  1. I imagine that those scientists detracting efforts toward researching unidentified phenomena are more worried about their pride as rational researchers going against pop culture fanatics, something more like the whole “science versus religion” thing we folks today often like to engage in. Ironically, as far as I’ve learned in uni, sci-fi goes under more scholarly scrutiny than fantasy, so supposing that they think like that, I’d say that their cowardly restraints would hurt them as much they would hurt us meme-brained plebeians. And hey, why are these so-called scientists stealing us uneducated masses’ self-made jobs of mocking their superior geniuses? Is it because we’re more famous? Well, they can be our guests, since we’ve been looking for more folks to be miserable with about our bigger fame and to mock to hell once they start getting boring to us again.

    But seriously, speaking of beings we call aliens, I feel like they’d be an extension of the earthly plane rather than some heaven-disproving existence. Also, I continue to surprise myself with my pop tastes alongside such thoughts.

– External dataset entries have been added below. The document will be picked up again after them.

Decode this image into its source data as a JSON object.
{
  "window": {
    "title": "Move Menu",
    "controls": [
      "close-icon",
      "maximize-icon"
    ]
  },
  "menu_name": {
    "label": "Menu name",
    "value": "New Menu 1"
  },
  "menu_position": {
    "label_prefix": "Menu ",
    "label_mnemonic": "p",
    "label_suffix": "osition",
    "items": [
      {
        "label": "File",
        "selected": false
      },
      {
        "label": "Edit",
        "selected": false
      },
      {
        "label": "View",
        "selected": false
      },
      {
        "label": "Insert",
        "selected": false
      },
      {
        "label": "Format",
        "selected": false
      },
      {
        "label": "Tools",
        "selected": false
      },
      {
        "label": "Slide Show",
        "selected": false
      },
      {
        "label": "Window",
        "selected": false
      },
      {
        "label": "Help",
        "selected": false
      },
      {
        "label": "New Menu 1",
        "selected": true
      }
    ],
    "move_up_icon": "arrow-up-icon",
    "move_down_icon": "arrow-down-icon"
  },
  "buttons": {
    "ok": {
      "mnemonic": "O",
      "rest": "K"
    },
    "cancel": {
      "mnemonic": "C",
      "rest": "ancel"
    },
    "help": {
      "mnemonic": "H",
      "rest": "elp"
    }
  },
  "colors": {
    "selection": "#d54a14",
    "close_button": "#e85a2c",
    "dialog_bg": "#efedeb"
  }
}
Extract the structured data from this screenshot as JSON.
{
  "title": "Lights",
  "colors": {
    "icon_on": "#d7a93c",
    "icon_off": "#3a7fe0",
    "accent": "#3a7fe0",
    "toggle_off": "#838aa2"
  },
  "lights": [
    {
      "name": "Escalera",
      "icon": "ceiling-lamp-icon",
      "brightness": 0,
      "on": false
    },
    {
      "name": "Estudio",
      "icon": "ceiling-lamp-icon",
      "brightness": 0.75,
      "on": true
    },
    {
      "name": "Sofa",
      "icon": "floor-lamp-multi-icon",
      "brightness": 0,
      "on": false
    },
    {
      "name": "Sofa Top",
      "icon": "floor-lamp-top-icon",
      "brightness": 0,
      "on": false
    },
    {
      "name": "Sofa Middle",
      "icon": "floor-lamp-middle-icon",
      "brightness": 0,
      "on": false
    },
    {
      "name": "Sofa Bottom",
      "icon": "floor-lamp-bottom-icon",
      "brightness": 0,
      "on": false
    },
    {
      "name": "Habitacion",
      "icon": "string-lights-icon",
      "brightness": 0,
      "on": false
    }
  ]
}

    • If we’ve got neighbors – aliens – free willed creatures with physical bodies, and so having a nature very much like ours – I was going to say I’d be writing about angels, demons and used spaceship dealers. But remembered that I’ve done that. Recently. A couple years back: https://brendans-island.com/catholic-citizen/space-aliens-perceptions-assumptions/#illbe

      But, yes: “an extension”.

      “…the whole ‘science versus religion’ thing…” – I’d like to think that it’s become less central to my native culture, and maybe it’s going in that direction. Time will tell.

      And pride, the vainglory version, does seem to be behind much of the silliness I talked about this week.

      Granted, “pop culture fanatics” – good phrase, that – can inspire strong emotions. And that’s another topic. Almost.

      Thanks for reading & responding!

Thanks for taking time to comment!